By Carol Tannenhauser
A woman who was hit by an SUV at 96th Street and West End Avenue told the Community Board 7 Transportation Committee last week that drivers routinely flout the law at that intersection and the city needs to do more to stop it.
“I came here tonight to share what happened to me in that intersection, and because I am grappling with how to effect change,” said Hilda Chazanovitz, speaking to a crowd of about 30 people at the community board offices on 87th Street last Tuesday. Chazanovitz said she was struck and seriously injured last June by a turning SUV, while she was in the crosswalk with the light.
Earlier this month, Councilmember Helen Rosenthal criticized the mayor and Department of Transportation for inaction even as injuries spike at the intersection. The city has made changes on West End Avenue to try to make it safer, but some locals think the larger problems of backed-up traffic and aggressive driving have gotten worse.
The committee agreed with Chazonovitz, approving a resolution calling for the safety issues of that intersection to be finally and unequivocally addressed, including consideration of a Barnes Dance – a traffic-engineering strategy, in which all vehicles are stopped simultaneously, allowing pedestrians to cross safely in every direction, even diagonally.
“The Department of Transportation (DOT) does a great job, but there’s always room for improvement,” Howard Yaruss, co-chairperson of the committee told WSR following the meeting. “Although our role is advisory, DOT does listen to the Community Board. That’s where they take their primary direction from. It’s slowly changing, but, in my opinion, DOT still has this Robert Moses mentality from the 60s and 70s – make the cars go fast and furious, all the time.”

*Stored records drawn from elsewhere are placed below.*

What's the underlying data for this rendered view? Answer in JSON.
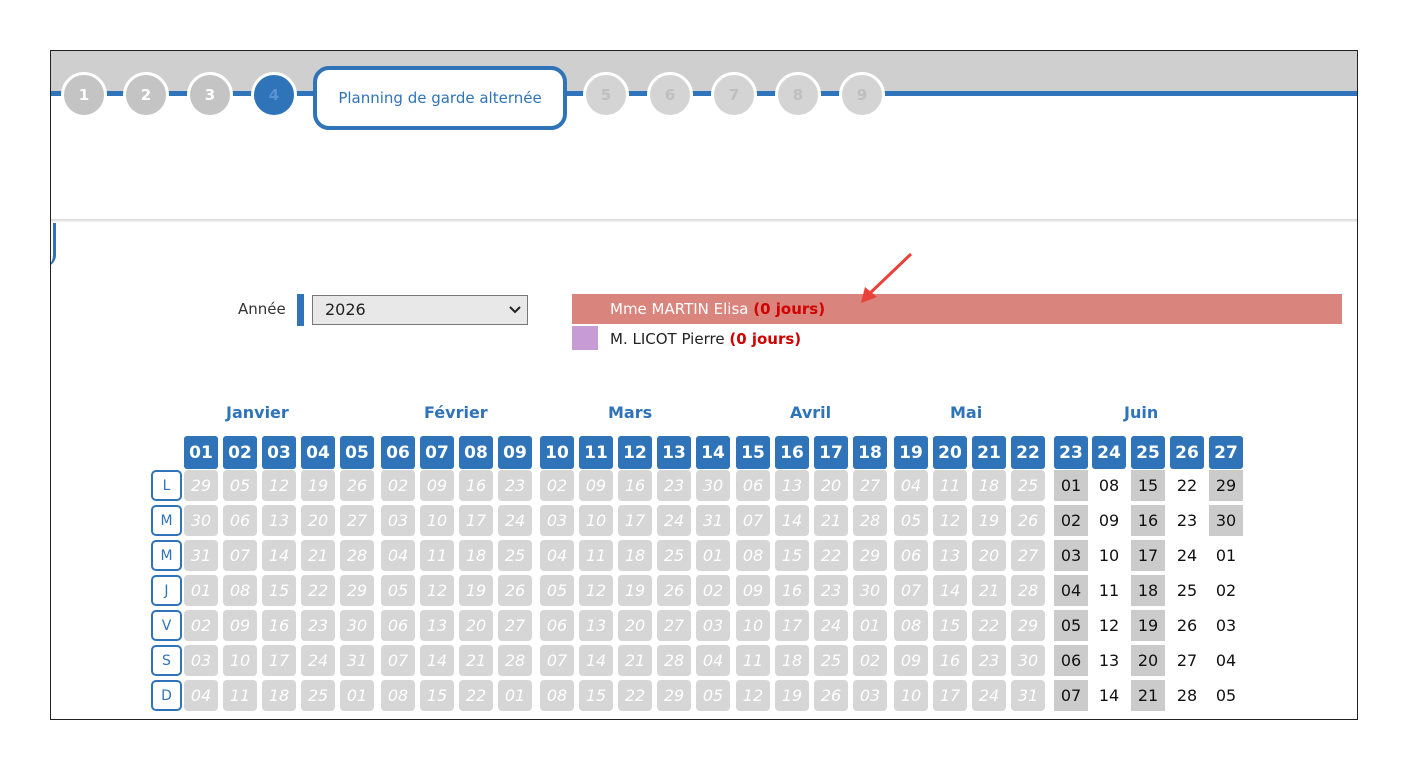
{
  "wizard": {
    "steps": [
      "1",
      "2",
      "3",
      "4",
      "5",
      "6",
      "7",
      "8",
      "9"
    ],
    "current_label": "Planning de garde alternée"
  },
  "year": {
    "label": "Année",
    "value": "2026"
  },
  "legend": [
    {
      "name": "Mme MARTIN Elisa",
      "days": "(0 jours)",
      "color": "#d9847c"
    },
    {
      "name": "M. LICOT Pierre",
      "days": "(0 jours)",
      "color": "#c69bd6"
    }
  ],
  "calendar": {
    "months": [
      "Janvier",
      "Février",
      "Mars",
      "Avril",
      "Mai",
      "Juin"
    ],
    "weekday_labels": [
      "L",
      "M",
      "M",
      "J",
      "V",
      "S",
      "D"
    ],
    "weeks": [
      {
        "num": "01",
        "days": [
          "29",
          "30",
          "31",
          "01",
          "02",
          "03",
          "04"
        ]
      },
      {
        "num": "02",
        "days": [
          "05",
          "06",
          "07",
          "08",
          "09",
          "10",
          "11"
        ]
      },
      {
        "num": "03",
        "days": [
          "12",
          "13",
          "14",
          "15",
          "16",
          "17",
          "18"
        ]
      },
      {
        "num": "04",
        "days": [
          "19",
          "20",
          "21",
          "22",
          "23",
          "24",
          "25"
        ]
      },
      {
        "num": "05",
        "days": [
          "26",
          "27",
          "28",
          "29",
          "30",
          "31",
          "01"
        ]
      },
      {
        "num": "06",
        "days": [
          "02",
          "03",
          "04",
          "05",
          "06",
          "07",
          "08"
        ]
      },
      {
        "num": "07",
        "days": [
          "09",
          "10",
          "11",
          "12",
          "13",
          "14",
          "15"
        ]
      },
      {
        "num": "08",
        "days": [
          "16",
          "17",
          "18",
          "19",
          "20",
          "21",
          "22"
        ]
      },
      {
        "num": "09",
        "days": [
          "23",
          "24",
          "25",
          "26",
          "27",
          "28",
          "01"
        ]
      },
      {
        "num": "10",
        "days": [
          "02",
          "03",
          "04",
          "05",
          "06",
          "07",
          "08"
        ]
      },
      {
        "num": "11",
        "days": [
          "09",
          "10",
          "11",
          "12",
          "13",
          "14",
          "15"
        ]
      },
      {
        "num": "12",
        "days": [
          "16",
          "17",
          "18",
          "19",
          "20",
          "21",
          "22"
        ]
      },
      {
        "num": "13",
        "days": [
          "23",
          "24",
          "25",
          "26",
          "27",
          "28",
          "29"
        ]
      },
      {
        "num": "14",
        "days": [
          "30",
          "31",
          "01",
          "02",
          "03",
          "04",
          "05"
        ]
      },
      {
        "num": "15",
        "days": [
          "06",
          "07",
          "08",
          "09",
          "10",
          "11",
          "12"
        ]
      },
      {
        "num": "16",
        "days": [
          "13",
          "14",
          "15",
          "16",
          "17",
          "18",
          "19"
        ]
      },
      {
        "num": "17",
        "days": [
          "20",
          "21",
          "22",
          "23",
          "24",
          "25",
          "26"
        ]
      },
      {
        "num": "18",
        "days": [
          "27",
          "28",
          "29",
          "30",
          "01",
          "02",
          "03"
        ]
      },
      {
        "num": "19",
        "days": [
          "04",
          "05",
          "06",
          "07",
          "08",
          "09",
          "10"
        ]
      },
      {
        "num": "20",
        "days": [
          "11",
          "12",
          "13",
          "14",
          "15",
          "16",
          "17"
        ]
      },
      {
        "num": "21",
        "days": [
          "18",
          "19",
          "20",
          "21",
          "22",
          "23",
          "24"
        ]
      },
      {
        "num": "22",
        "days": [
          "25",
          "26",
          "27",
          "28",
          "29",
          "30",
          "31"
        ]
      },
      {
        "num": "23",
        "days": [
          "01",
          "02",
          "03",
          "04",
          "05",
          "06",
          "07"
        ]
      },
      {
        "num": "24",
        "days": [
          "08",
          "09",
          "10",
          "11",
          "12",
          "13",
          "14"
        ]
      },
      {
        "num": "25",
        "days": [
          "15",
          "16",
          "17",
          "18",
          "19",
          "20",
          "21"
        ]
      },
      {
        "num": "26",
        "days": [
          "22",
          "23",
          "24",
          "25",
          "26",
          "27",
          "28"
        ]
      },
      {
        "num": "27",
        "days": [
          "29",
          "30",
          "01",
          "02",
          "03",
          "04",
          "05"
        ]
      }
    ]
  },
  "colors": {
    "accent": "#2f74b8",
    "past_day": "#d6d6d6",
    "open_day": "#cbcbcb",
    "days_text": "#d00000"
  }
}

Also approved by the committee were: a request by the Museum of Natural History to close West 79th Street for the annual Manhattanhenge viewing on May 30th; a petition by Michelle Winfield to co-name a secondary street after her mother Ponsie B. Hillman, a teacher, community advocate, civil rights and labor leader; and a resolution to stop the Department of Consumer Affairs from accepting applications and fees for a newsstand location that has been turned down six times!
The question of food vending on the UWS was more complicated and left, essentially, to be worked out by the full Community Board. Basically, there is proposed City Council legislation, the “Street Vending Modernization Act,” which would double the number of food carts and trucks on NYC streets over the next seven years, while creating new oversight and advisory mechanisms for the industry. The Transportation Committee wants the CB to have jurisdiction over where those additional vendors will be placed on the UWS, which vendor advocate Sean Basinski said is not how the system works; vendors need to be “flexible and mobile.” Some committee members felt strongly that vendors undercut brick-and-mortar merchants, who add stability to the neighborhood and pay exorbitant rents and real estate taxes. Others see vendors as contributing to the “vibrancy” and culinary and cost diversity of dining on the UWS.
Finally, the committee discussed “mixing zones,” which are dangerous sections of the Columbus and Amsterdam Avenue bike lanes affecting left-hand turns, according to Reed Rubey, an Upper West Sider and architect. Rubey took it upon himself to create alternative designs, which the Transportation Committee voted unanimously to present to DOT for study. You can read Rubey’s explanation and see his designs in this document.